For my next step, I’m looking for funding to work with experts on making generative/live coded electronic dance music more accessible to female musicians (any help with that also appreciated!). The algoraves could also have an ambient/illbient stage, which would be massively easier to programme, but I’m not sure if we’ve got the audience for two stages at this point. I’d also like to lend support for guidelines to electronic/computer music organisers to follow to improve this situation, Sarah Angliss raised this as a possible move forward. Lets see how that goes, but in the meantime feel free to ridicule any male-only line-ups I’m involved with, for the retrogressive sausage parties they are. I think that ultimately, the pressure for reform is positive.
Looking forward to 2013, some things I’m up to so far:
- 15th Feb: talk and solo performance at the Node symposium, Frankfurt
- Late Feb (date tbc): slub at the Bartlett nexus, London
- 22-24th Feb: slub at the network music festival, Birmingham
5th March: Talk at the Leeds Psychogeography Group– my sister is doing this one now!
- 14-15th March (tbc): Talk + performance at audio:visual:motion, Manchester
- 19-21st Apr: talk and slub performance, live.code.festival, Karlsruhe
- 19-21 Jul – slub performance at the deer shed festival, Yorkshire
+ more on the cards..
That was fun..
First, full slub (Dave, Ade and I) at the Mozilla party. The most interested crowd we’ve had, it was hard to get any live coding done between all the questions! Dave collected some photos from the many that appeared online..
Then to Mexico City for the week-long /* vivo */ live coding festival. They have a really great scene there, so many great accomplished performances, philosophical talks and fun workshops. They also have great food and mezcal.

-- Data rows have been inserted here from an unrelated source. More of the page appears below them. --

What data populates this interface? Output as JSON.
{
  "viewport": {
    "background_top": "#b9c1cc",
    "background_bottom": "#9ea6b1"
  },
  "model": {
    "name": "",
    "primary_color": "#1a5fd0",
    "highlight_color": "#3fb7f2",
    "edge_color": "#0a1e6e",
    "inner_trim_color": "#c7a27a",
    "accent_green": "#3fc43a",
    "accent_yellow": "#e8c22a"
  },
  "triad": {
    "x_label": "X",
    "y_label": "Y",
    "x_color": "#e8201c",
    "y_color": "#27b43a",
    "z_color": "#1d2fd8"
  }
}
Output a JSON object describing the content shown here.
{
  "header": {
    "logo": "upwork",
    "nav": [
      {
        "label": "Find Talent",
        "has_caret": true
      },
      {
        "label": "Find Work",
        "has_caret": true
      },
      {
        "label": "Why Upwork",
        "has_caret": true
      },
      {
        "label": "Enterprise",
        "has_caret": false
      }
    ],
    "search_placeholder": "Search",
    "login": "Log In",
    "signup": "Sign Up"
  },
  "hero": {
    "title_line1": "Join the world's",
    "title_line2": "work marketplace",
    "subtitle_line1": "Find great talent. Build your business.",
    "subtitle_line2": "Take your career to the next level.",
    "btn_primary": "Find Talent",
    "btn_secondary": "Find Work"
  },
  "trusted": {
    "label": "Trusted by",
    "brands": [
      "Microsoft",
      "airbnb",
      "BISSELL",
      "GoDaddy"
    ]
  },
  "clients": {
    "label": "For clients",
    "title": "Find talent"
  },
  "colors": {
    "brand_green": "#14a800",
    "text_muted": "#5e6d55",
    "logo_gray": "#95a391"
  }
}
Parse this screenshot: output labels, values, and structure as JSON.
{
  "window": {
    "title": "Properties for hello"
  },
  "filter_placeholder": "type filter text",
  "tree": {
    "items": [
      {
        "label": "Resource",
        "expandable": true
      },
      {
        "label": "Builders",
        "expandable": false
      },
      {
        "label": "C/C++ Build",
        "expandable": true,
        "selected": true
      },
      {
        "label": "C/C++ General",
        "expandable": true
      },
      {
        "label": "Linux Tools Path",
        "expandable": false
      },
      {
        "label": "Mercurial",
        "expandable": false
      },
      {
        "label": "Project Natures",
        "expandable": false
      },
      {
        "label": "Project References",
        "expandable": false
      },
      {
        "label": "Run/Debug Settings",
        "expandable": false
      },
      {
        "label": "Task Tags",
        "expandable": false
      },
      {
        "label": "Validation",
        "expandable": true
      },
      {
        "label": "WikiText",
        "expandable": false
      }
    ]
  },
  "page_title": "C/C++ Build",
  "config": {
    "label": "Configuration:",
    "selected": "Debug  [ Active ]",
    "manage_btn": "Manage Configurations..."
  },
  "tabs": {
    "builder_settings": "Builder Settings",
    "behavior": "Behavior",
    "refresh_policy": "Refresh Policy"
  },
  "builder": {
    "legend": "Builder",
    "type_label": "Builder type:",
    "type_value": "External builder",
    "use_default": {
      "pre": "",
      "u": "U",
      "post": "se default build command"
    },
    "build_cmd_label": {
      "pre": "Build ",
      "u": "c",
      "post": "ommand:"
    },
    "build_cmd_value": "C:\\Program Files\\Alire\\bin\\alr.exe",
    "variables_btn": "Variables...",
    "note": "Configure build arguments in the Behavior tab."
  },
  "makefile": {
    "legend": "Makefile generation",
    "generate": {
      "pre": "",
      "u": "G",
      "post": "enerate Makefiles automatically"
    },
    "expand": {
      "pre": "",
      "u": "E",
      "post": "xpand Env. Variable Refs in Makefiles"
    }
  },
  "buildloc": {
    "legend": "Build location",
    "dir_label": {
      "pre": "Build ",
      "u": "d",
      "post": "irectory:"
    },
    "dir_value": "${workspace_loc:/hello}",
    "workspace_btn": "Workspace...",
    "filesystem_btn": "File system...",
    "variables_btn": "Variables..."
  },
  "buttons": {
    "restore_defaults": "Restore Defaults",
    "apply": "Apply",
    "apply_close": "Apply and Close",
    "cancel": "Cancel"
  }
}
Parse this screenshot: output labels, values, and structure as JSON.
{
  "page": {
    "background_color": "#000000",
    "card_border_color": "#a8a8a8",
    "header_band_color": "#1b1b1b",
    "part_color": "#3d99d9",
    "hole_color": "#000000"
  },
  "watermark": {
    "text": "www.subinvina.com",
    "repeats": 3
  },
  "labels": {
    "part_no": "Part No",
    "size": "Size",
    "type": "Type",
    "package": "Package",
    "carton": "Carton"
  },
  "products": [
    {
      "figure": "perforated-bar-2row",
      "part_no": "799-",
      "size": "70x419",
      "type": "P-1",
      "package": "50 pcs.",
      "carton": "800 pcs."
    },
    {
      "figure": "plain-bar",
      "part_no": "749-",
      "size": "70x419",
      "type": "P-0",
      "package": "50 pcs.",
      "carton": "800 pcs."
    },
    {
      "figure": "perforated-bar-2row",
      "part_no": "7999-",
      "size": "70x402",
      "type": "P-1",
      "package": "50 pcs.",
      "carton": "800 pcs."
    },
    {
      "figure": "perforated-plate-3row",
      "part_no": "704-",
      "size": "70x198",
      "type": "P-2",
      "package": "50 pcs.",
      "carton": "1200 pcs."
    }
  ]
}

A festival report will hopefully appear on the TOPLAP website soon but here is some video from the 2/3 slub performance (Dave and I) there (check out the 3D and HD options..):
Then back to London for the AHRC Digital Transformations Moot, where Hester Reeve and I made an experimental, and (fairly) durational live code/art performance work, where I made marks by live coding, and Hester made marks on a blackboard-painted pole.